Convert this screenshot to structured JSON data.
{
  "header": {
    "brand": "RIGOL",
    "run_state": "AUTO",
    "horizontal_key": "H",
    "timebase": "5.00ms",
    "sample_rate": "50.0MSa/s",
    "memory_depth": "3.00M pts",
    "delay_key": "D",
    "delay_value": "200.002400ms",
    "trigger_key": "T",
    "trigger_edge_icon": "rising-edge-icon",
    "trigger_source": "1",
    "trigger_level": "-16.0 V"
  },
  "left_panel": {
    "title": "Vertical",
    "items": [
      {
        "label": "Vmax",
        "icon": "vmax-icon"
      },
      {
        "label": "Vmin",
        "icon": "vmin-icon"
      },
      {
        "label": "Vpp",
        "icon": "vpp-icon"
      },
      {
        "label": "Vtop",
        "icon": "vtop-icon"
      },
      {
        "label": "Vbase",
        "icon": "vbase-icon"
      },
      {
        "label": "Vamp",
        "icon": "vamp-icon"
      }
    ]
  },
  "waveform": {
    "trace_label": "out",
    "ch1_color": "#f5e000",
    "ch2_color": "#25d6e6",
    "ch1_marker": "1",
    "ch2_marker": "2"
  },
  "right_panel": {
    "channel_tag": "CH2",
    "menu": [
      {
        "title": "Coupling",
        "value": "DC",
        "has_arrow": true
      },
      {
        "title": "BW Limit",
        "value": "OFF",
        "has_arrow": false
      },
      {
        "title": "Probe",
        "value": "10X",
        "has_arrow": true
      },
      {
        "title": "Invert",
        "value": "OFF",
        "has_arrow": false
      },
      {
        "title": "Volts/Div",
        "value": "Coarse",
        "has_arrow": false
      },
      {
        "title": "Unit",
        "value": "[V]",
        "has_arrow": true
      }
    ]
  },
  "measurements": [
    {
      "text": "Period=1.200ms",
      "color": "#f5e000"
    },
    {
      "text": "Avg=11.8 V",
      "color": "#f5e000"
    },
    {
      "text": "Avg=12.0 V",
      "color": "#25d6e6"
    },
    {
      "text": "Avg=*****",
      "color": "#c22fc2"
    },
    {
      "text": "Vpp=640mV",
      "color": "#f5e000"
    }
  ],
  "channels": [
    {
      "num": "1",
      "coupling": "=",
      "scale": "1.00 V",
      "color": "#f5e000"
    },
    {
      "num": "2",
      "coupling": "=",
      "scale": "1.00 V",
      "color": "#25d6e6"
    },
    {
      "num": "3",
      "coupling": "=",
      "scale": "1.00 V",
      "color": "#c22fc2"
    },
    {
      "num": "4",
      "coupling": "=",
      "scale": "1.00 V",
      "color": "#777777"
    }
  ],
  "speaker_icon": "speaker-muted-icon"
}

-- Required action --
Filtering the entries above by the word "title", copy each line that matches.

-- Output --
    "title": "Vertical",
        "title": "Coupling",
        "title": "BW Limit",
        "title": "Probe",
        "title": "Invert",
        "title": "Volts/Div",
        "title": "Unit",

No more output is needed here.